Many avid investors are wary towards investing in tech stocks as the tech scene is changing too rapidly. In other words, it’s a common phenomenon that the market leader today might be lagging behind its competitors tomorrow.

Typically, we get advised that the “safer” option is to invest in commodities, especially consumer stocks as people will always need to consume regardless of changes in the market or the economy.

Personally speaking, one thing I cannot live without, rain or shine, is coffee, as I rely heavily on it to stay awake after my 1.5-hour train ride to work in the morning. I’m sure many others might be equally if not more dependent on coffee to function.

So the question is: Investing in a café can’t go wrong, right? After all, we are reminded every once in awhile that millennials, the masters of the future, have a thing for cafes.

Bearing that curious question in mind, I attended the recently concluded Singapore Coffee Festival, where Straits Times Business Editor Lee Su Shyan interviewed DBS Managing Director and Regional Head for DBS Group Research Timothy Wong on personal finance tips, budgeting for millennials, and the things to take note when financing a startup café.

At the end of the session, my takeaway is that regardless whether you are an aspiring café owner or an investor who is considering about owning shares of a café, you might first want to know that—

Most café startups fail

About 80% of the F&B startups in Singapore suffer a complete loss, said Timothy, who shared his experience of having invested in a café that ran for 70 months but made money for only six of those months.

He also reminded the audience that although F&B businesses have potentially high returns, even successful café businesses may have a low profit margin of around 10%. As for the costs, he said that the rental, staff labour costs, and food should take up about 30% each.

Let’s not forget other costs, which can include delivery, marketing and utilities among many more. One should be clearly aware that a café business, no matter how hip, cannot be powered by merely the owner’s passion.

According to a Straits Times article published in early 2015, data from the Accounting and Corporate Regulatory Authority had shown that almost half of the 369 cafes, coffee houses, and snack bars that registered in 2011 had since closed down.

With all that being said, if the idea of owning a café or investing in one still sounds sexy to you, here are three pieces of advice from Timothy that might help you cope better should you devote yourself to the business.

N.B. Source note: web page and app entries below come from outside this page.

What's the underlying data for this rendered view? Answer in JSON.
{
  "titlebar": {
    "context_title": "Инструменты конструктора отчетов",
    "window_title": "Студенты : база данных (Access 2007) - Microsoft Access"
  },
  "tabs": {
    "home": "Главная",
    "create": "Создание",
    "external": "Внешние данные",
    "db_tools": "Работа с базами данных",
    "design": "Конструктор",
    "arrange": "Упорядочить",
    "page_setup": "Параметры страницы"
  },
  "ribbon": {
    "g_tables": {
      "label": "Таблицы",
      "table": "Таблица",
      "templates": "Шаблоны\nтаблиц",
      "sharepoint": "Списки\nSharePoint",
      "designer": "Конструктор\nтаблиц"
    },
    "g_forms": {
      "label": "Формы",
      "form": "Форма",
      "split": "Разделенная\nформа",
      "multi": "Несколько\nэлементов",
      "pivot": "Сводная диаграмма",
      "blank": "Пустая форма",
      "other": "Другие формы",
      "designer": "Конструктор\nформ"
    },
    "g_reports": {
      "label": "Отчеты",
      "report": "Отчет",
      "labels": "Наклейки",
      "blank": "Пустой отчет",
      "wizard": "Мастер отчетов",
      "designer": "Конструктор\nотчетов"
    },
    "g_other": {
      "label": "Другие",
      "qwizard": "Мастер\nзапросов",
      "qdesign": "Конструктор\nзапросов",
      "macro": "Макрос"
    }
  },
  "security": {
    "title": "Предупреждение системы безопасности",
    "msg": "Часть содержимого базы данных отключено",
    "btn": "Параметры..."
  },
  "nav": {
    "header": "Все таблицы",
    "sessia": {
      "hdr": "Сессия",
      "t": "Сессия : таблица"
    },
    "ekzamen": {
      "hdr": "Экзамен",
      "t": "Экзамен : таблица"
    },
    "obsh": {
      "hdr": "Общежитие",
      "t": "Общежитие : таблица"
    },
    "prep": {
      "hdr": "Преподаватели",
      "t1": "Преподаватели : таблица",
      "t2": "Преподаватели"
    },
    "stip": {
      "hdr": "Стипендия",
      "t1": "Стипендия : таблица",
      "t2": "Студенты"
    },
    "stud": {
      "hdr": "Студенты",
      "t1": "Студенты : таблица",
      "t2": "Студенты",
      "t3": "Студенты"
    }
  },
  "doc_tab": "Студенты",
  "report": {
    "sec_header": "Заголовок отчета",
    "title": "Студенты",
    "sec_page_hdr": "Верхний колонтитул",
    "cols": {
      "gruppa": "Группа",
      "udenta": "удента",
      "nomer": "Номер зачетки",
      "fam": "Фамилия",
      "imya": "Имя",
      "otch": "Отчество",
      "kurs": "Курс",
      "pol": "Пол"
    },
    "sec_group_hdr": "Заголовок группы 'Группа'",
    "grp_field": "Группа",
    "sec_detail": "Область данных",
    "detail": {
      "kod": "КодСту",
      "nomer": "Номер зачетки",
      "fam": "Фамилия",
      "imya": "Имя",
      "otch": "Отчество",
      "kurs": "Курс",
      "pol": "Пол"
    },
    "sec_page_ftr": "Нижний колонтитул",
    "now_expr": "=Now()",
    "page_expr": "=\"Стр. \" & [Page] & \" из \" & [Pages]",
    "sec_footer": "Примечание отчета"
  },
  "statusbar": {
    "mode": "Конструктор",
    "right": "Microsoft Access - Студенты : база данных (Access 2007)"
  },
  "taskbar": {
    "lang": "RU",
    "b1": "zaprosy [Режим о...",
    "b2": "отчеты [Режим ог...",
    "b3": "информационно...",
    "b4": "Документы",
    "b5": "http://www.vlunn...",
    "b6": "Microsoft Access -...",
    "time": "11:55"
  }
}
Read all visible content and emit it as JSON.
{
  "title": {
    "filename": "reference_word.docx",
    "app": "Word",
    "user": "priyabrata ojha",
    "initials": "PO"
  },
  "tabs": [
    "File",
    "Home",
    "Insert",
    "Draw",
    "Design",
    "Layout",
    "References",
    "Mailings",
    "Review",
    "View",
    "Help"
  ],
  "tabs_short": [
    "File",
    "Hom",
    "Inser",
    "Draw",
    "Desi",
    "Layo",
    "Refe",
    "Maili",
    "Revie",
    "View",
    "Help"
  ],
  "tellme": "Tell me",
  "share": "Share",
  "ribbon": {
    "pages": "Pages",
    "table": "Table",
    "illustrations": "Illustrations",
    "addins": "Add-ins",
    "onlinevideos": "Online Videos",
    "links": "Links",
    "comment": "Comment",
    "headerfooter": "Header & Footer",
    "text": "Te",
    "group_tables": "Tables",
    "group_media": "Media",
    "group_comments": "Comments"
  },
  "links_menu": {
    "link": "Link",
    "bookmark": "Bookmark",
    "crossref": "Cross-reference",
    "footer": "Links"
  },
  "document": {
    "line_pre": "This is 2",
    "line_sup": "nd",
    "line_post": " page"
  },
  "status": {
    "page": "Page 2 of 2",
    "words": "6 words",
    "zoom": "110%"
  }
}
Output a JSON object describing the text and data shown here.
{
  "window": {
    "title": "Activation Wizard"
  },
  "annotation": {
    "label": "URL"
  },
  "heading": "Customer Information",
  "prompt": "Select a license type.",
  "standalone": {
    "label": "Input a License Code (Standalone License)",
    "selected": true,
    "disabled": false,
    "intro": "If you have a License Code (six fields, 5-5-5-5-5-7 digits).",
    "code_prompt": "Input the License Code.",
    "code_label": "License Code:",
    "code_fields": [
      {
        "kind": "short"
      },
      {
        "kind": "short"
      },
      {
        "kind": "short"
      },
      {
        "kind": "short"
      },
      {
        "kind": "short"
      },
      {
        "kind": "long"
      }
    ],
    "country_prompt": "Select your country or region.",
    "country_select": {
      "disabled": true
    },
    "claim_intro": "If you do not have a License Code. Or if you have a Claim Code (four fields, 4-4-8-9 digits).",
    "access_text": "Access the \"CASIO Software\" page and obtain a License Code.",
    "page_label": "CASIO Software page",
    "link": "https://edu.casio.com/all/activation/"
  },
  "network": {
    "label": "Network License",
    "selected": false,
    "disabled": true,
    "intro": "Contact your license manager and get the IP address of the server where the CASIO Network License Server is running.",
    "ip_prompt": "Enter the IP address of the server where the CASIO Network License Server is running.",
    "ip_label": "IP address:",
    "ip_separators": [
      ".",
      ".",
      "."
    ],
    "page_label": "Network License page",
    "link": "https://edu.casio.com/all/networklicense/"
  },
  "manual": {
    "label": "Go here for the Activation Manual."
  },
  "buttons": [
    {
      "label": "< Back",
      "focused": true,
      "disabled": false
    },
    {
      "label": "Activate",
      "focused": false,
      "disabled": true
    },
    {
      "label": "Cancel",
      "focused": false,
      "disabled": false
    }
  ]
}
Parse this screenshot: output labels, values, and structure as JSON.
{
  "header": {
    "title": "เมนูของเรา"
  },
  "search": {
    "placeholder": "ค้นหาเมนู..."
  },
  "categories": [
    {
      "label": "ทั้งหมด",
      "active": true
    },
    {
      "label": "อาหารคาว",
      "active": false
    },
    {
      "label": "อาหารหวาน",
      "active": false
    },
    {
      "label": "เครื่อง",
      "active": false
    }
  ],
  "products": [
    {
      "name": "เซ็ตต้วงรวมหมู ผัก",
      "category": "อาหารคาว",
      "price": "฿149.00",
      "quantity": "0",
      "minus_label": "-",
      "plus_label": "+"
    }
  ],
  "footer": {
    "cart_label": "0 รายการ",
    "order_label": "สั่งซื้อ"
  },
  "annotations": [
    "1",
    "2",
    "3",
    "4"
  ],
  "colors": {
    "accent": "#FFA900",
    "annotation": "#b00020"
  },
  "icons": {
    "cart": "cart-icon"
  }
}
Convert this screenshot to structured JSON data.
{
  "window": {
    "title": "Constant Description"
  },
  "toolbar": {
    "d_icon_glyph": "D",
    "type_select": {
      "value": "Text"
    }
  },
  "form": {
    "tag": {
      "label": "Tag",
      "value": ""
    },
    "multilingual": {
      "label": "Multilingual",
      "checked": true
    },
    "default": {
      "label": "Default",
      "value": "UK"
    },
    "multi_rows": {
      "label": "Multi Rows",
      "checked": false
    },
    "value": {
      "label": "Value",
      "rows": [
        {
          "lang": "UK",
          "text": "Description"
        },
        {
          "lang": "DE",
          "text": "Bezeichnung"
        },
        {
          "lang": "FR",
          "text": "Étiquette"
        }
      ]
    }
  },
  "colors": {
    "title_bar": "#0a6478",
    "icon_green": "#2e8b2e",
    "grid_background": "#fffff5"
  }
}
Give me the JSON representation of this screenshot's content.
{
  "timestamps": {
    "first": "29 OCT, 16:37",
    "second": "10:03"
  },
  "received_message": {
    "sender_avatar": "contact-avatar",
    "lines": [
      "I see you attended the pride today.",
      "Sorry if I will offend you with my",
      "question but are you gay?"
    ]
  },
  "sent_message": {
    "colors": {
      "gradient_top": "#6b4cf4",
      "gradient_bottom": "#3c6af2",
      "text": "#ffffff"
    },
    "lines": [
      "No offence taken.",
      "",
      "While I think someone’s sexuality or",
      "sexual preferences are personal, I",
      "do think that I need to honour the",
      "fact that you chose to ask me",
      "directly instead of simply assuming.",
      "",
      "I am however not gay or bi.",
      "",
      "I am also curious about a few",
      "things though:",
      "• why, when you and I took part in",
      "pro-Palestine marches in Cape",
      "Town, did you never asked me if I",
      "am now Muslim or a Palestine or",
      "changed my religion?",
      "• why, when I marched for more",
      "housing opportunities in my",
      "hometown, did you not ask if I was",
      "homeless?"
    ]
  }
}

1. Be prepared to lose money

Be prepared to lose money, even if you are sure that you can attract a steady flow of customers with an ideal/convenient location or a unique selling point that is highly sought after.

For instance, suppose your café sells really good coffee (which also happens to have great profit margins), it’s unlikely that you will generate enough gross profit dollars to pay for all the costs (rental, staffing, etc.) by selling just coffee.

To secure sufficient turnover to be sustainable, you’ll need to have a “coffee plus” strategy. For example, coffee plus bakery item or food item that customers can conveniently order.

On the other hand, you might shoot yourself in the foot by offering too many food choices, as wide assortment offers are difficult to manage and result in increased costs and decreased quality, which would lead to decreased sales.

Also, in the first few months, when the marketing efforts have yet to fully take effect and words about your café have not yet spread far and wide, think about whether you have enough funds to continue running your café business despite early losses.

2. Don’t borrow (aggressively) for your start-up café

Credit companies will be more than happy to offer you a business loan to start up your café. But if you aren’t comfortable with borrowing money to purchase more tech stocks, you might not want to own an overleveraged café business either, especially since there is a high chance that it might fail.

3. Work at a café first

This is a test to see if your passion lasts. It is also one of the quickest ways to know every nook and cranny of how a café is run. Learn from the strengths and shortcomings of the café that you work at.

If you are not happy with the work processes or the management there, ask yourself how you are going to make sure that your future staff don’t feel the same.

If you find yourself lacking in product and business knowledge, you’ll probably have a lot more to learn before you are ready to start your own business.

It’s not as simple as hiring people to man your business so that you can sit back and collect money. You’ll need to lead, train and manage a team, and you cannot effectively manage what you don’t understand.

In my opinion, a café business is something artsy and sophisticated, and its highly subjective nature makes it even harder to predict than technology trends. Now, the important question is: Where shall I get my next cup of morning coffee?